During a wintry and cold December, I was only able to manage 11.9L/100km over a good mix of city and highway driving. Infiniti specifically recommends 93-octane fuel for best performance, and in typical Nissan/Infiniti fashion, the tank will hold 80L of it. There is no start-stop system on V6-equipped models, but there’s an “ECO pedal system” which tries to help improve efficiency by increasing the force needed to depress the accelerator pedal. It’s an interesting idea, but I found it more effective to just drive smoothly, so I turned the Eco pedal off for most of the week.
The Infiniti Q60 starts at $45,990 for the base 2.0t AWD trim. It comes decently well-equipped, with a standard power sunroof, LED headlights, 19-inch wheels, keyless access, and a rear-view reverse camera. What’s unique is that Infiniti will allow you to equip every single option package, even with the base 2.0t engine. For those who are looking for features rather than horsepower, this isn’t a bad way to do it. Stepping up to the $52,990 Q60 3.0t gets you the 300hp V6 engine and makes the Premium Package standard (Bose audio, heated steering wheel and front seats, satellite navigation). The $60,990 Q60 Red Sport 400 gets you more horsepower, and makes the Driver Assistance Package. The vehicle as-tested was also equipped with the Technology package, bring it to a subtotal of $65,190.
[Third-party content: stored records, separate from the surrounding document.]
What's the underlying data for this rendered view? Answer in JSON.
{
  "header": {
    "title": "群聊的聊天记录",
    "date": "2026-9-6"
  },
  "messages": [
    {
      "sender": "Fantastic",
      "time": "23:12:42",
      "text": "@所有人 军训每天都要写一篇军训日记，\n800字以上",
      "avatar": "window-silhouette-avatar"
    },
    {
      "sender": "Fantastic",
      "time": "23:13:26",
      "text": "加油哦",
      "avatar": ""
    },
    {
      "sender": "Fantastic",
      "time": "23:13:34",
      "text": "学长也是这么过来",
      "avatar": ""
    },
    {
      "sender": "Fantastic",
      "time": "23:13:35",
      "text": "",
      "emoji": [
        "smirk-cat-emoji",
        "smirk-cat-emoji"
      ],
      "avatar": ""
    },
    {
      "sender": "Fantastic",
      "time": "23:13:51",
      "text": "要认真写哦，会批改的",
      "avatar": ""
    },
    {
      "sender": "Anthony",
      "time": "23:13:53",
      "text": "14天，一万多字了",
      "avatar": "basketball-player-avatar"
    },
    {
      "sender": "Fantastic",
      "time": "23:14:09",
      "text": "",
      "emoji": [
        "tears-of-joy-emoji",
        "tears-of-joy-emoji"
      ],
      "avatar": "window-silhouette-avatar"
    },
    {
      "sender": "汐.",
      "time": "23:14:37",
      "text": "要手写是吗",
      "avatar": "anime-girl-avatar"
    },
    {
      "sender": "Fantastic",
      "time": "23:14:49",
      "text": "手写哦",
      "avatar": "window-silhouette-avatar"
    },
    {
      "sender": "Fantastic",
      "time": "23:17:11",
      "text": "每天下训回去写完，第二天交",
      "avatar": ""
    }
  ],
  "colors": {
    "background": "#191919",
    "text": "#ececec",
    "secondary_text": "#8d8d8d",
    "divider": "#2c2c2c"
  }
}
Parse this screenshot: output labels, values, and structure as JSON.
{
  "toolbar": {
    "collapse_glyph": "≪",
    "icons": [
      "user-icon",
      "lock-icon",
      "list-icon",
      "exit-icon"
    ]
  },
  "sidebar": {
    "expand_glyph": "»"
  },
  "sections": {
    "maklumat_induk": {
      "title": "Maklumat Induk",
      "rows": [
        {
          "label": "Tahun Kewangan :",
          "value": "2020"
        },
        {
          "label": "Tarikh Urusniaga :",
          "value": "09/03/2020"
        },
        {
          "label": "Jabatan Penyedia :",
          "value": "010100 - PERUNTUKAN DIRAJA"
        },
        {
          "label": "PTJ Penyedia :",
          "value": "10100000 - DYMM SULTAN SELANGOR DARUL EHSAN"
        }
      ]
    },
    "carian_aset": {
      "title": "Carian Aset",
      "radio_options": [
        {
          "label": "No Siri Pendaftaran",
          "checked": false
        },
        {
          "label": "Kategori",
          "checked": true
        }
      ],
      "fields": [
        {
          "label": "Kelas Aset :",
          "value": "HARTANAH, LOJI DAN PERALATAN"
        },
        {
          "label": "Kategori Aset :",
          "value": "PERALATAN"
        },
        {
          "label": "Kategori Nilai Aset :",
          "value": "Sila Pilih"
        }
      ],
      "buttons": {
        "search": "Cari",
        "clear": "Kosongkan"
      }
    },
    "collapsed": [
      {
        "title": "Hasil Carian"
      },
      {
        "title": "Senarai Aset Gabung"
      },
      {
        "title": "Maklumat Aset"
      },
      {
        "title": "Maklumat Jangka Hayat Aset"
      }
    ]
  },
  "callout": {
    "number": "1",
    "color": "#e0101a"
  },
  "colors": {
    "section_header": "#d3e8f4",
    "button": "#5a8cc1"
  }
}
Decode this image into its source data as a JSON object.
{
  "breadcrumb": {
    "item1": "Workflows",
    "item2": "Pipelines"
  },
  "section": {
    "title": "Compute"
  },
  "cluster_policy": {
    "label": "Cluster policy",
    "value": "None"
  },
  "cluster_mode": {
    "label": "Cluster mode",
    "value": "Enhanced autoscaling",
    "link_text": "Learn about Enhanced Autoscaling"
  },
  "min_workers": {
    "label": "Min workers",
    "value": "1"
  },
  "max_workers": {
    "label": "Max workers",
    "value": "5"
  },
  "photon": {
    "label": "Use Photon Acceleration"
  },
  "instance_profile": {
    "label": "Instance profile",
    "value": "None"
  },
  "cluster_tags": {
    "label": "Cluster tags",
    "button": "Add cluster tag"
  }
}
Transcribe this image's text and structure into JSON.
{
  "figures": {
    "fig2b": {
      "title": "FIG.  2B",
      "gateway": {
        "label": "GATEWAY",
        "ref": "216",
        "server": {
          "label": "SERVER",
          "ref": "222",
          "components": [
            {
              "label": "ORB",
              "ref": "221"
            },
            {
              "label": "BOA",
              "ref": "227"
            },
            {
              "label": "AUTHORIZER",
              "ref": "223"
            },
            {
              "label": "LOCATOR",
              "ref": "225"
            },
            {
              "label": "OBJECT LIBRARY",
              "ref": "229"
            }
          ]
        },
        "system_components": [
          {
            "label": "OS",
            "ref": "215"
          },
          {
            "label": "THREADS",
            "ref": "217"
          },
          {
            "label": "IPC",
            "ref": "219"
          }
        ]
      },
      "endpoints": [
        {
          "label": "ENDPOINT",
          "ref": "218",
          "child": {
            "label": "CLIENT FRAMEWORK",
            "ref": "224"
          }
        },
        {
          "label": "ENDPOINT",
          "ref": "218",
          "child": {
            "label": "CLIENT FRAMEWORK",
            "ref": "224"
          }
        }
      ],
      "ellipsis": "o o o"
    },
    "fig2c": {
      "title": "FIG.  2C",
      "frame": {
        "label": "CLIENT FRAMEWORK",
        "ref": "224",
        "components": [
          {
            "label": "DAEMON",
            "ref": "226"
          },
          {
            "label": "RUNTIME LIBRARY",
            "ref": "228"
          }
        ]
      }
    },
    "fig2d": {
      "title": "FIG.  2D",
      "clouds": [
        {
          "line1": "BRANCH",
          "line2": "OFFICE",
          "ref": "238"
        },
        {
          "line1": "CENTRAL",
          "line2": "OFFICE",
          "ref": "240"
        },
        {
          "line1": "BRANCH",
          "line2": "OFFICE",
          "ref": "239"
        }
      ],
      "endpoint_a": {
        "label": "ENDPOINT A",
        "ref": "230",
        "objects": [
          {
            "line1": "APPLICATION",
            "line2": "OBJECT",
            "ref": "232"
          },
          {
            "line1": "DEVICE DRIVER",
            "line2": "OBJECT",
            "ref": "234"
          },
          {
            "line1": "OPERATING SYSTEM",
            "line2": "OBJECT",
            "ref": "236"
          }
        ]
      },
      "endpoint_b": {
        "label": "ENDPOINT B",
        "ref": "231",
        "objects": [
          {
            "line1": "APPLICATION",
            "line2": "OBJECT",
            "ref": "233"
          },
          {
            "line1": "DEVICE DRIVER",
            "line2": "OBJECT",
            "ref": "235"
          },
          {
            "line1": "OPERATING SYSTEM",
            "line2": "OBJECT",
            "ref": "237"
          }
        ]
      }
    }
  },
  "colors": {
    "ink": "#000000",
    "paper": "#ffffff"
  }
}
Infiniti has been a long-time value player in most of the segments they participate in. The Q60 Red Sport 400, as equipped, continues that tradition. Pricing out a comparable BMW 440i xDrive or Mercedes-Benz C 43 4MATIC Coupe sees the price quickly reach the $70,000 mark. A fully loaded Lexus RC350 F-Sport AWD (reviewed here) undercuts the Q60 Red Sport 400 by a few thousand dollars, but it is also down on horsepower. Cadillac’s ATS 3.6L Coupe is another underdog, with an excellent chassis and road feel, but it too is outgunned by the big horsepower players in this group.
The 2017 Infiniti Q60 Red Sport 400 does a mostly good job in this very competitive field of players from all around the world. The high points are the muscular powertrain – the engine and transmission do a great job delivering big torque, smoothly. The overall exterior design is also very attractive and (subjectively) right up there with the Mercedes-Benz C Class Coupe. I wasn’t a huge fan of the Direct Adaptive Steering system, and the updates it got when the Q60 was released still doesn’t quite convince me, which is why it’s a little unfortunate that you’re forced to get DAS with the Technology Package. To sum up, the Q60 Red Sport 400 is a fast and handsome player that just needs a little bit of package reshuffling in order to really deliver on its high-value strengths.
2017 Infiniti Q60 Red Sport 400 Gallery